## Entries from a dataset of interfaces
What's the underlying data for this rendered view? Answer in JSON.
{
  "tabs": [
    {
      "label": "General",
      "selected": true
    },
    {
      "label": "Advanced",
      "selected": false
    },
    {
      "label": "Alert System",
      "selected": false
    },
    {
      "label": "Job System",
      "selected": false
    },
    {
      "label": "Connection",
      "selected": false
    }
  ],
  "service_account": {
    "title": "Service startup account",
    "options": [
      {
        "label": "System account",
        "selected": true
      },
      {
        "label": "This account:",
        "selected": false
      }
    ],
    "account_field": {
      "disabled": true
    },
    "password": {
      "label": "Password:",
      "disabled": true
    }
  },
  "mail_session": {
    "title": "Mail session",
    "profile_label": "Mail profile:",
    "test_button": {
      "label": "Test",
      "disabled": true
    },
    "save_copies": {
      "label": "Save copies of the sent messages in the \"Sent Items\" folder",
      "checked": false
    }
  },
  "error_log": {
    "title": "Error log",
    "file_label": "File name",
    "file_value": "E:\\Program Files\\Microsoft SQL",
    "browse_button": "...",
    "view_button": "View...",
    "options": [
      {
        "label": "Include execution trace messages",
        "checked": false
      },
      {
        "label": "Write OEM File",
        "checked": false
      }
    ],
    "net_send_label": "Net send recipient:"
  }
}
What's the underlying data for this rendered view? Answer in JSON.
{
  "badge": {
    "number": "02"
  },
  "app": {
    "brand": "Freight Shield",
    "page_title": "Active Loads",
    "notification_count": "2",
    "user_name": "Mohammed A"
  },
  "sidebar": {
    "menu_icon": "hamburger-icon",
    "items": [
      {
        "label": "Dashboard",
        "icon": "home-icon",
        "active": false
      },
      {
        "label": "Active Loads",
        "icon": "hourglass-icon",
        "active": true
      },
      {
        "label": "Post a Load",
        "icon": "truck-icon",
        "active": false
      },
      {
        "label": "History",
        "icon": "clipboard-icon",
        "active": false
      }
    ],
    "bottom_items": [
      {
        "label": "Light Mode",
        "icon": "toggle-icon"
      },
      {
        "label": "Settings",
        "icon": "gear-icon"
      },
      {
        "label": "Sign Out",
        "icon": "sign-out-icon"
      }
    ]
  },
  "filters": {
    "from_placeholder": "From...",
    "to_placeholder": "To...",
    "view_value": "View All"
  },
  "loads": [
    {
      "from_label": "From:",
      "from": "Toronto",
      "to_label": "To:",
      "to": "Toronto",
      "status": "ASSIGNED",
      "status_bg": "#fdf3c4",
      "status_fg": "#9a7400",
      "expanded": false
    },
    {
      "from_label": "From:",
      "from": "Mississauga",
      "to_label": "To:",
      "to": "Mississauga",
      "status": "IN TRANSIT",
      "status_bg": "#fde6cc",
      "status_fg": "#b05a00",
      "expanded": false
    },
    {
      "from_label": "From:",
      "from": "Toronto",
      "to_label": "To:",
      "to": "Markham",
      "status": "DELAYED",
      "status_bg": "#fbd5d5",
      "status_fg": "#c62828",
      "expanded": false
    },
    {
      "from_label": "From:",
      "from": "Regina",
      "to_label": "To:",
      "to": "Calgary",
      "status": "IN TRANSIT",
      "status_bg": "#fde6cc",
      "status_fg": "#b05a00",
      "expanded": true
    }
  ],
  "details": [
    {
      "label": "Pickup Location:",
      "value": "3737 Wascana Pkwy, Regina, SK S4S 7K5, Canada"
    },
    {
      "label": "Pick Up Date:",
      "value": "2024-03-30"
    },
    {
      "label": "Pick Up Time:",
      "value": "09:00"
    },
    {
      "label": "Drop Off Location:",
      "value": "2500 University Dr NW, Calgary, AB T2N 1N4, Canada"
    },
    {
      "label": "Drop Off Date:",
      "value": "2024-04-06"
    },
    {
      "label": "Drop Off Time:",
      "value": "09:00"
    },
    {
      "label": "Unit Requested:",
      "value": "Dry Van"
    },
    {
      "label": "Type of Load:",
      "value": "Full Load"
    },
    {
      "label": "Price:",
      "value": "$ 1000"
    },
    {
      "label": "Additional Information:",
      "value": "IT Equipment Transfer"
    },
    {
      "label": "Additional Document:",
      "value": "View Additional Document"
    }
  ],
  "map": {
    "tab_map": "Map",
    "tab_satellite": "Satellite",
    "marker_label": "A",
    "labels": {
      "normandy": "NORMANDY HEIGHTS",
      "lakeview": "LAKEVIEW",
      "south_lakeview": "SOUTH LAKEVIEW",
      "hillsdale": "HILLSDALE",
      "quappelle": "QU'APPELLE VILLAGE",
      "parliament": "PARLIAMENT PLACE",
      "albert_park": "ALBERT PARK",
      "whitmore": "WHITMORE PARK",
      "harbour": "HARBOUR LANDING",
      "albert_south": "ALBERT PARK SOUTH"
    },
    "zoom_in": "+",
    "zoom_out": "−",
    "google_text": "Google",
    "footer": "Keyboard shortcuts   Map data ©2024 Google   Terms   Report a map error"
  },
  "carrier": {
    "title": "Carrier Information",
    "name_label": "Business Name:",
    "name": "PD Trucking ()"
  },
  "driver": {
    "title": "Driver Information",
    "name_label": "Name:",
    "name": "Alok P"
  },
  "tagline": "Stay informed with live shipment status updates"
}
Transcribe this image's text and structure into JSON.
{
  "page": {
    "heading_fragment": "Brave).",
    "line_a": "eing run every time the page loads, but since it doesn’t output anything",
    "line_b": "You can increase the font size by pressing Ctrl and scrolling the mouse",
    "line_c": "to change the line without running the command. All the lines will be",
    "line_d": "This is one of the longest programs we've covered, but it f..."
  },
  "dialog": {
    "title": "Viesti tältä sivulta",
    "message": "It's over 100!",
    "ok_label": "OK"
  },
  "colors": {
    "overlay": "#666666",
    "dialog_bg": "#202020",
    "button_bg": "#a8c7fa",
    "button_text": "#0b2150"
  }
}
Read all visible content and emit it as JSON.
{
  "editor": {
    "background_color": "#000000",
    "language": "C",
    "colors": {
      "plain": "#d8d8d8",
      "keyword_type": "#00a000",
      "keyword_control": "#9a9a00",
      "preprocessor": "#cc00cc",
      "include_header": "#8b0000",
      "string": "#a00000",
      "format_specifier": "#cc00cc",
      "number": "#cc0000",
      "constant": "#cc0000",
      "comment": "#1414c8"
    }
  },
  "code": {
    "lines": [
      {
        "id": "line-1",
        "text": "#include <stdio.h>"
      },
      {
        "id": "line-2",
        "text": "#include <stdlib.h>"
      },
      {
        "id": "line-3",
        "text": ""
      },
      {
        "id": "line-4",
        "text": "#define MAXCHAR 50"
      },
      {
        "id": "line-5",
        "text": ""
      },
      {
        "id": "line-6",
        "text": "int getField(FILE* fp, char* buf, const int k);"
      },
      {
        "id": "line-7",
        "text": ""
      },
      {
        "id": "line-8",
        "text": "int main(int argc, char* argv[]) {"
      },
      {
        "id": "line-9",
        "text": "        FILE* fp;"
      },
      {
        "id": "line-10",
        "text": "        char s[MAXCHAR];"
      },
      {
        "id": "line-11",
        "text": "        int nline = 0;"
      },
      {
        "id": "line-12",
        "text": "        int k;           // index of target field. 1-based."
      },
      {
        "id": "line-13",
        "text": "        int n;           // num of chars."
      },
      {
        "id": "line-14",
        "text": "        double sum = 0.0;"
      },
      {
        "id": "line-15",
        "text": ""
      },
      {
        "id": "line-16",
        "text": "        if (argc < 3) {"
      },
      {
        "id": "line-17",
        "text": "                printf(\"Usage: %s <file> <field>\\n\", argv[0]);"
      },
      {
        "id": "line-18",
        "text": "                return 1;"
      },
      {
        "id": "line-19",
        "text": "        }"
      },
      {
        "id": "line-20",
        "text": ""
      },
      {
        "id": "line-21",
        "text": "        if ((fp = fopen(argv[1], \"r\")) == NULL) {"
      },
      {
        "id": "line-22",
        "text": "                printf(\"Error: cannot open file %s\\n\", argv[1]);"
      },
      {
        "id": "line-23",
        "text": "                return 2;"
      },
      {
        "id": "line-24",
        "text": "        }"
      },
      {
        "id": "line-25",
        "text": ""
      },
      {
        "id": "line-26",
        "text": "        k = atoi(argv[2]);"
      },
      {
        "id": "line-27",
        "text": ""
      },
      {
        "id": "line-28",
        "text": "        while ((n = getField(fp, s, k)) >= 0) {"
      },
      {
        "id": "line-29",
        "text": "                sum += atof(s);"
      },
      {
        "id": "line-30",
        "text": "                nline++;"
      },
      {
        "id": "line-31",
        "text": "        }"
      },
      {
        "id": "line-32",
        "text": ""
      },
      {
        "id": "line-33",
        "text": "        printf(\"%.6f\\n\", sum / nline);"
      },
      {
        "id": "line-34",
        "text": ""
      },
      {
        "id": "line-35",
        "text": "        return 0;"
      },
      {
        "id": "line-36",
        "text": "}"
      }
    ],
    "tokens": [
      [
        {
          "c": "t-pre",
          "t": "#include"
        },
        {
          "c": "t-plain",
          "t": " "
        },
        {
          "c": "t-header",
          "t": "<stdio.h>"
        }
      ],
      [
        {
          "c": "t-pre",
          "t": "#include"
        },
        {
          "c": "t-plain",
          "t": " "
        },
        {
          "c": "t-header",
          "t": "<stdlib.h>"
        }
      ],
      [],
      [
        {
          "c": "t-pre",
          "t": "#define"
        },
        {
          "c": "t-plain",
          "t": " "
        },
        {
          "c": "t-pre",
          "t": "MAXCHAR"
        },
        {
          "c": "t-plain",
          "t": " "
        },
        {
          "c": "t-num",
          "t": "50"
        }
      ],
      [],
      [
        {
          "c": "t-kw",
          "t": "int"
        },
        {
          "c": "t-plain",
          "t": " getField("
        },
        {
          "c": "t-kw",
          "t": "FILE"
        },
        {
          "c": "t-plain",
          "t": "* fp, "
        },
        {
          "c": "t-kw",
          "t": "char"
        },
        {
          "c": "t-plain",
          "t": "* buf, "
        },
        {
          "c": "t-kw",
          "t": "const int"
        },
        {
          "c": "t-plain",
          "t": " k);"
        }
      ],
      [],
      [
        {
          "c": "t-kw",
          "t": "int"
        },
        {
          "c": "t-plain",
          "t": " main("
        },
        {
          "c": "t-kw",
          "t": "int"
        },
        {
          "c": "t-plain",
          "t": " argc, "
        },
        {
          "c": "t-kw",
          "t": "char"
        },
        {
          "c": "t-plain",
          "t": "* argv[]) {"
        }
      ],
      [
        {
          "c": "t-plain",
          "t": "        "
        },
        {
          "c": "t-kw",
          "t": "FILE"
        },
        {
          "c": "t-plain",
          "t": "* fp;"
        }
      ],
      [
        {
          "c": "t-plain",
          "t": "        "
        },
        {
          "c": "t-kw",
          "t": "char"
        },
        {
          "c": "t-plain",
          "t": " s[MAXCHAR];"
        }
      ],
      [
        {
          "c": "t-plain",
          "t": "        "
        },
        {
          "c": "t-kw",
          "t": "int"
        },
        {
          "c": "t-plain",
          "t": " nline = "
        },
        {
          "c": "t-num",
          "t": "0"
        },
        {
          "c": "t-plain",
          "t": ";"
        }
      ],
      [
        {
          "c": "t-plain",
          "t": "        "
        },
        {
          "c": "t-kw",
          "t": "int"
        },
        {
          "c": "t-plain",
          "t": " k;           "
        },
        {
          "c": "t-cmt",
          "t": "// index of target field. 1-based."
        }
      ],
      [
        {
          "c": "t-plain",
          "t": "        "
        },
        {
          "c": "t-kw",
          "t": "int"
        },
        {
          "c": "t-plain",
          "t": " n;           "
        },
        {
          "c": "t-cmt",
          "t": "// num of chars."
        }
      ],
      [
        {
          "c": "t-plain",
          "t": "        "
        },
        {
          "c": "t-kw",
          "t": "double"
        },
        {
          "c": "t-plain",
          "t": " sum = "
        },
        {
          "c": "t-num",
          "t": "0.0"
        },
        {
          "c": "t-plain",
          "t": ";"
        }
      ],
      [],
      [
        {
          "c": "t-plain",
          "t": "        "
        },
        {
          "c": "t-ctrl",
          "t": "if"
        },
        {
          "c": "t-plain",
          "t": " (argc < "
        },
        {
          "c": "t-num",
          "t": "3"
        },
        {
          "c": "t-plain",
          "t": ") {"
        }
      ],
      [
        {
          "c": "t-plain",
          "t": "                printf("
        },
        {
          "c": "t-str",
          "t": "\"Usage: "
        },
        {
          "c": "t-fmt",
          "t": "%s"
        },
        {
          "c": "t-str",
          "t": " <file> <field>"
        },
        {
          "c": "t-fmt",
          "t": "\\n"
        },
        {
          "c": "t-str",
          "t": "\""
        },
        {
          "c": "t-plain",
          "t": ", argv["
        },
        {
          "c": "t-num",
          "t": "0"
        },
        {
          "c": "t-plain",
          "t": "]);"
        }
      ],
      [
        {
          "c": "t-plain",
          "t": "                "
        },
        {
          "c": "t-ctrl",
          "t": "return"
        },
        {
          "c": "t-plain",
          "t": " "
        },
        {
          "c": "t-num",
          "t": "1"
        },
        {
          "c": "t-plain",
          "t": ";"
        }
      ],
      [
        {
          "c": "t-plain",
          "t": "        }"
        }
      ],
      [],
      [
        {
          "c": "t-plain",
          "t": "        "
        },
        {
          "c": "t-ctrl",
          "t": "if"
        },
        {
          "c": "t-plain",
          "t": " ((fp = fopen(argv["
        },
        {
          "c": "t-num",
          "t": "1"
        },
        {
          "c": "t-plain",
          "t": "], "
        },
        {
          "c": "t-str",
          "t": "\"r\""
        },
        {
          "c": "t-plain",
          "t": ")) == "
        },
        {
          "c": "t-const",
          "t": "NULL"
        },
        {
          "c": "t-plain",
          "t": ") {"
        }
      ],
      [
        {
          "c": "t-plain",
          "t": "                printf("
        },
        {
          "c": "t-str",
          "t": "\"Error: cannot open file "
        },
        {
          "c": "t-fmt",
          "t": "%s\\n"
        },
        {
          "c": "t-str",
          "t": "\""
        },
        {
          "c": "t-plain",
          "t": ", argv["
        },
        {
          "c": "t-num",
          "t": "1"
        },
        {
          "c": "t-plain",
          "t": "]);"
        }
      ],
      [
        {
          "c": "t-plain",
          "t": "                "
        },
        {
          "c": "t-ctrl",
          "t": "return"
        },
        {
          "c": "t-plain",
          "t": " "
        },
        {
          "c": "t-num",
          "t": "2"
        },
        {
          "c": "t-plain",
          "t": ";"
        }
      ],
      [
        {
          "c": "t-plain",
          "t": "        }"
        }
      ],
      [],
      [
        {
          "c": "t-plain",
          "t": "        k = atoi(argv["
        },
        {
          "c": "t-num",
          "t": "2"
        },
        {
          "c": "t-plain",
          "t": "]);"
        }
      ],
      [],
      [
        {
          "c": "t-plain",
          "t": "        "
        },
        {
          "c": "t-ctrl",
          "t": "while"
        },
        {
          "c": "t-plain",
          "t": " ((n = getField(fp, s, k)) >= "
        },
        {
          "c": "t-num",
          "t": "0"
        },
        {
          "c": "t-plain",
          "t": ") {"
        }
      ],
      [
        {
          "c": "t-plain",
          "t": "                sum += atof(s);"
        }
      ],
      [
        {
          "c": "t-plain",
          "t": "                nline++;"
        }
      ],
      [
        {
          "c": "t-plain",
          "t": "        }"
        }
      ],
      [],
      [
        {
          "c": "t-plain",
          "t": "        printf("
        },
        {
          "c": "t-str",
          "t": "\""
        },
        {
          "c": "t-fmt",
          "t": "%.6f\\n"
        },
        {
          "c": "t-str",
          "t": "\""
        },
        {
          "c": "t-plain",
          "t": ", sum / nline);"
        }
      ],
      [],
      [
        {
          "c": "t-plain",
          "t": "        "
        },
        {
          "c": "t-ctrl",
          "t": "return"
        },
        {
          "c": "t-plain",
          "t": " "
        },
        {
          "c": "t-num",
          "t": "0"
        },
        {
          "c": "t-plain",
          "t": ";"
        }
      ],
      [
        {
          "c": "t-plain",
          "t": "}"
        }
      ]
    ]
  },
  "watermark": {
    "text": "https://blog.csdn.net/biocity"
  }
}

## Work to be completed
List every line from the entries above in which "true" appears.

## Written response
      "selected": true
        "selected": true
      "disabled": true
      "disabled": true
      "disabled": true
        "active": true
      "expanded": true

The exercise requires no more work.